b) FBT Regime survived for short period of time. FBT provisions made two major departures from the normal tax provision. First, the payer of fringe benefits was held responsible to pay tax at flat rate of 30% of the value of benefit and second such tax would be paid by the employer even if otherwise not liable to pay tax on the basis of normal computation of his income. The FBT is therefore, referred to as a surrogate tax.
c) The term “perquisite” is defined by section 17(2) of the Income Tax Act, 1961 and the definition is inclusive in nature. The definition was as follows at various points in time:-
Thus, the statutory provisions were framed in a manner to avoid double taxation, both at employer’s and employee’s end.
d) Once a certain benefit is held to be a fringe benefit and the employer is taxed accordingly under chapter XIIH of the Act, the same benefit cannot be included in the income of the employee treating it as a perquisite. Thus, no TDS was required to be deducted by the employer in such case.
e) The same was held in various cases, i.e. in case of Commissioner of Income tax(TDS) v. Oil & Natural Gas Corporation (India) Ltd.,  38 taxmann.com 187 (Gujarat); Commissioner of Income tax v. Oil &Natural Gas Corporation (India) Ltd.,  61 taxmann.com 105 (Gujarat) and Commissioner of Income tax (TDS) v. Oil & Natural Gas Corporation (India) Ltd.,  54 taxmann.com 381 (Gujarat).
f) As Revenue has accepted tax on fringe benefits in the instant case from the employer as correct, the same amount cannot be taxed in the hands of the employees which would be a clear case of double taxation.

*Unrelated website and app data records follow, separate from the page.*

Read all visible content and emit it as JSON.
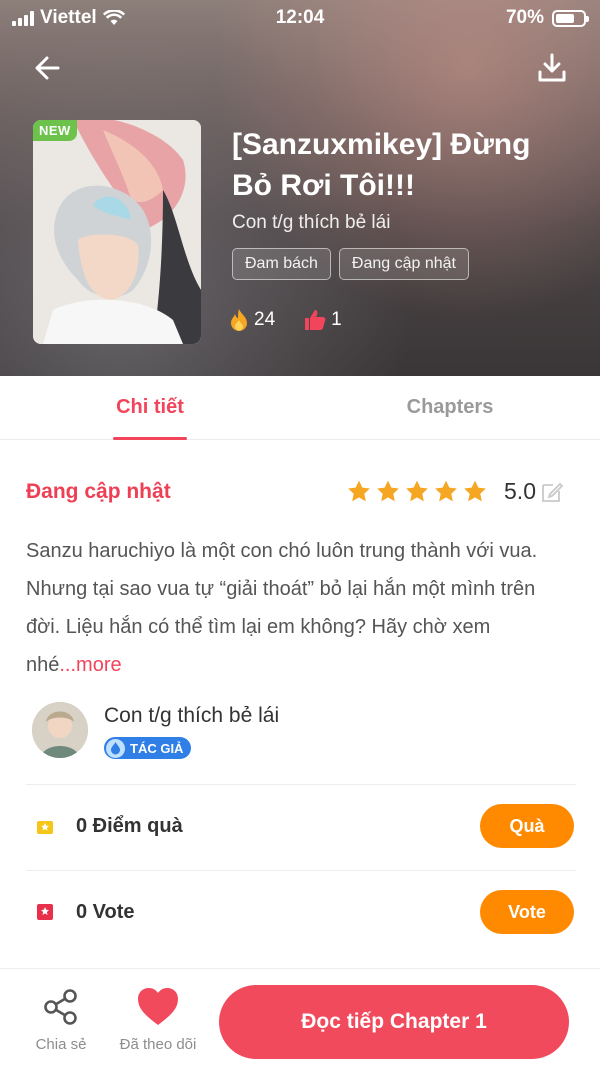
{
  "status_bar": {
    "carrier": "Viettel",
    "time": "12:04",
    "battery": "70%",
    "battery_level": 0.7
  },
  "header": {
    "new_badge": "NEW",
    "title": "[Sanzuxmikey] Đừng Bỏ Rơi Tôi!!!",
    "author": "Con t/g thích bẻ lái",
    "tags": [
      "Đam bách",
      "Đang cập nhật"
    ],
    "fire_count": "24",
    "like_count": "1"
  },
  "tabs": {
    "detail": "Chi tiết",
    "chapters": "Chapters"
  },
  "details": {
    "status": "Đang cập nhật",
    "rating_value": "5.0",
    "rating_stars": 5,
    "description": "Sanzu haruchiyo là một con chó luôn trung thành với vua. Nhưng tại sao vua tự “giải thoát”    bỏ lại hắn một mình trên đời. Liệu hắn có thể tìm lại em không? Hãy chờ xem nhé",
    "more": "...more"
  },
  "author_info": {
    "name": "Con t/g thích bẻ lái",
    "badge": "TÁC GIẢ"
  },
  "gift_row": {
    "label": "0 Điểm quà",
    "button": "Quà"
  },
  "vote_row": {
    "label": "0 Vote",
    "button": "Vote"
  },
  "bottom_bar": {
    "share": "Chia sẻ",
    "follow": "Đã theo dõi",
    "read": "Đọc tiếp Chapter 1"
  },
  "colors": {
    "accent": "#f2445b",
    "orange": "#ff8a00",
    "star": "#f5a623",
    "badge_blue": "#2f7fe6"
  }
}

g) In case of S. R. Koshti (supra), Division Bench of Gujarat High Court held that every assessment of tax even due to mistake of the assessee can be corrected in exercise of revisional powers by the Commissioner
h) Thus, the appeal of the assessee is allowed.